Pick every line from the data below that contains the string "JSON" and copy it.

Start of Data records

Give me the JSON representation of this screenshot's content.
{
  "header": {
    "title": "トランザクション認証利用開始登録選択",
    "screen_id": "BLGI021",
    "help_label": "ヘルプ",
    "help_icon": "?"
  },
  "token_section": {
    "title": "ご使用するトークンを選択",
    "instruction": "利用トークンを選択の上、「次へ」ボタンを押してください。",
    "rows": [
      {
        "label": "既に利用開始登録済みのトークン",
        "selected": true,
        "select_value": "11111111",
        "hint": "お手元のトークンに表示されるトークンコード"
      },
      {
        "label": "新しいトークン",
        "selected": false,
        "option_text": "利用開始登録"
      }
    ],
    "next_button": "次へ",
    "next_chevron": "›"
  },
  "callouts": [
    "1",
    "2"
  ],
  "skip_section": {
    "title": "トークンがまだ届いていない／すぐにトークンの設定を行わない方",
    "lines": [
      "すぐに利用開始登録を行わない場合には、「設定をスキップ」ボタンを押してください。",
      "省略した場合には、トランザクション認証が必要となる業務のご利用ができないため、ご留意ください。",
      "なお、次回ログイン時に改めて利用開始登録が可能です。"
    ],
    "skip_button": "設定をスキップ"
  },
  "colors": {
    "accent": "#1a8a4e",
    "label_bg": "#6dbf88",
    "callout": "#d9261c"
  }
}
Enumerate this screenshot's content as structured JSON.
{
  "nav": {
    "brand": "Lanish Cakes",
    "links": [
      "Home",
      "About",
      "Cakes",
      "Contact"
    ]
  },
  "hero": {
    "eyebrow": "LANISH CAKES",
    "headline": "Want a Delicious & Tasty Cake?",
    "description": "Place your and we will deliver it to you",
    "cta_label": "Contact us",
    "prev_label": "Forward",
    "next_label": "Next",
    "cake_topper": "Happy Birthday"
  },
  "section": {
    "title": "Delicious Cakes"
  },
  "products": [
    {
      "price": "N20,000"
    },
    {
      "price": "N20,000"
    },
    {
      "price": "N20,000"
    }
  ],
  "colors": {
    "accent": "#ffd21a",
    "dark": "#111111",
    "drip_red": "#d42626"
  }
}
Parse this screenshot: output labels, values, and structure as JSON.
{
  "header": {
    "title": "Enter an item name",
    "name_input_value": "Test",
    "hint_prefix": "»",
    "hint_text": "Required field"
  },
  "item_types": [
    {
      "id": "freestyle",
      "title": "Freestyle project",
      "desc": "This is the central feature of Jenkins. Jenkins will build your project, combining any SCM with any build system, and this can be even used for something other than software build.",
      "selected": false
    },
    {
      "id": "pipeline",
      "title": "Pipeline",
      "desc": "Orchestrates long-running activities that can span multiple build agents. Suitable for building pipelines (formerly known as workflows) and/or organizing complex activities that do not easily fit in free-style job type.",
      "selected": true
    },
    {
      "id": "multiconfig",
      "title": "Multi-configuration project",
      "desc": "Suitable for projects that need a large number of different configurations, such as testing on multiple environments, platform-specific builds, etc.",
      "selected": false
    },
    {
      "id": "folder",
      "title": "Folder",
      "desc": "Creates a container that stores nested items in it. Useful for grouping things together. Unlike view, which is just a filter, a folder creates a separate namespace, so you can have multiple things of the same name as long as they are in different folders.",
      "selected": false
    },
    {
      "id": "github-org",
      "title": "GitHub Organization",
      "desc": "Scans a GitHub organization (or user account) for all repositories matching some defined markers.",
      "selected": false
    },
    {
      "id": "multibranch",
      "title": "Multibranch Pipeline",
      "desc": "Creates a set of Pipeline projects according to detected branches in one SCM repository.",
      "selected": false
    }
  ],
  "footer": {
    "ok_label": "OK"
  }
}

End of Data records

* _Solution for this problem_
Give me the JSON representation of this screenshot's content.
Enumerate this screenshot's content as structured JSON.
Parse this screenshot: output labels, values, and structure as JSON.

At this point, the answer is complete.